1. Count I of the complaint alleges violation of Rule 1.1 and 1.3 by signing a letter agreeing not to pursue the personal assets of the doctor. Count II alleges that he failed to appeal the district court's ruling. Count III alleges violations of Rules 1.4(a) and (b) in failing to inform Bateman of his decision not to appeal. Count IV alleges violations of Rule 1.1 and 1.3 in failing to timely appeal from the ruling in favor of the hospital. Count V alleges that he failed to inform his client that the appeal had been dismissed. Count VI alleged intentional misrepresentation to a court regarding the status of the case.
2. Flooding is described as a neurologic phenomenon in which a person with ADD cannot focus, despite medication and extra effort.
3. We note that the Bar Association does not dispute that Respondent's disorder is recognized under the ADA. After conducting our independent research, the ADA defines "disability" as "a physical or mental impairment that substantially limits one or more of the major life activities of such individual ..." 28 C.F.R. § 35.104 interprets this definition to include "[a]ny mental or psychological disorder such as mental retardation, organic brain syndrome, emotional or mental illness, and specific learning disabilities." Respondent's psychiatrist testified that ADD is a neurological disorder, and is recognized in the Diagnostic and Statistical Manual. He also stated that it does fall within the Americans with Disabilities Act and is mentioned in the Individuals with Disabilities Education Act of 1979.
4. The Colorado Supreme Court has been called upon to decide whether the fact that an attorney had a mental illness, termed success neurosis, could be considered as a mitigating circumstance. The attorney did not raise the Americans With Disabilities Act. The Court held that the hearing board's finding that it was not established could be upheld and that the neurosis need not be considered as mitigation. People v. Goldstein, 887 P.2d 634, 641 (Colo.1994).
5. For other cases involving application to the boards of bar examiners see Clark v. Virginia Board of Bar Examiners, 880 F.Supp. 430 (E.D.Va.1995); Johnson v. State of Kansas, 888 F.Supp. 1073 (D.Kan.1995); Campbell v. Greisberger, 865 F.Supp. 115 (W.D.N.Y.1994).
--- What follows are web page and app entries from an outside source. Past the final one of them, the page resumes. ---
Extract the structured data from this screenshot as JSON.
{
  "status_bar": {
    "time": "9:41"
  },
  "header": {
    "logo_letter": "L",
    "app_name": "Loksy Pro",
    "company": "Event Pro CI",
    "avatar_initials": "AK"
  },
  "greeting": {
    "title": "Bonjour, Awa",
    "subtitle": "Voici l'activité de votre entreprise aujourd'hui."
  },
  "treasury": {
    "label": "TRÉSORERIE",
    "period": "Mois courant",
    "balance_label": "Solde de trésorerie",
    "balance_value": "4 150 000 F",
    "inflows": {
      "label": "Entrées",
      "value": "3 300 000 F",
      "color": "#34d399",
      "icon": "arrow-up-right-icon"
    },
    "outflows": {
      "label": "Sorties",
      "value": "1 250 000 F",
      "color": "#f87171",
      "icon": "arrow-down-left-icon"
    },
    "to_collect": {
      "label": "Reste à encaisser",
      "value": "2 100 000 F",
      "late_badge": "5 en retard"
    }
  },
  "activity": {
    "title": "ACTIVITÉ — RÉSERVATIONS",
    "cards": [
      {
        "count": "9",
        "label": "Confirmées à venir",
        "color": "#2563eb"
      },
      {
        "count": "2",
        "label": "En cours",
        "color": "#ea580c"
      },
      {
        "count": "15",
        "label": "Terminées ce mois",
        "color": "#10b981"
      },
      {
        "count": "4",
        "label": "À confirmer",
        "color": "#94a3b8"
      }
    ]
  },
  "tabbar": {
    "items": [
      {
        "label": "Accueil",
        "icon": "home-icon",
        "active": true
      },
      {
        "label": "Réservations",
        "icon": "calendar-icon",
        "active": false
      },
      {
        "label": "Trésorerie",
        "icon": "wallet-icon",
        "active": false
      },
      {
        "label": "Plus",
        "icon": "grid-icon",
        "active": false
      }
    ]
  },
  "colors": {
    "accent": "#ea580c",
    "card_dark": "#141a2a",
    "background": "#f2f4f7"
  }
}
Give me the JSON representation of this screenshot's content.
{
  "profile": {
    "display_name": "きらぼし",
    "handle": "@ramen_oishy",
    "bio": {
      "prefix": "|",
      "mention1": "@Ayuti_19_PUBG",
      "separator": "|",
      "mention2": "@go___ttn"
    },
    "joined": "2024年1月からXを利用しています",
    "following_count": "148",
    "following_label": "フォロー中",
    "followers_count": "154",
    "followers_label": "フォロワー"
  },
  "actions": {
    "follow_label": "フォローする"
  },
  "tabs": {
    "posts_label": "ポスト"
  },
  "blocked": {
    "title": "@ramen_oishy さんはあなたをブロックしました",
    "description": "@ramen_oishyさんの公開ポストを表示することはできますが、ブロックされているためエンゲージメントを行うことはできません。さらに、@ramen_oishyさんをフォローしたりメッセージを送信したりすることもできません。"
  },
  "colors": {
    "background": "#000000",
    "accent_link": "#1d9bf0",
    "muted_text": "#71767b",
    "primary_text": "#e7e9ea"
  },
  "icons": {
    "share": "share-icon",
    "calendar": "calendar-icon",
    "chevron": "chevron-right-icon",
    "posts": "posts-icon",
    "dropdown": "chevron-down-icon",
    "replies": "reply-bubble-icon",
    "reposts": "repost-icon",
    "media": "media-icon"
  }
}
1000 Characters Remaining reserves the right to edit or remove comments but is under no obligation to do so, or to explain individual moderation decisions.

User Comments

Listed below are the cases that are cited in this Featured Case. Click the citation to see the full text of the cited case. Citations are also linked in the body of the Featured Case.

Cited Cases

  • No Cases Found

Listed below are those cases in which this Featured Case is cited. Click on the case name to see the full text of the citing case.

Citing Cases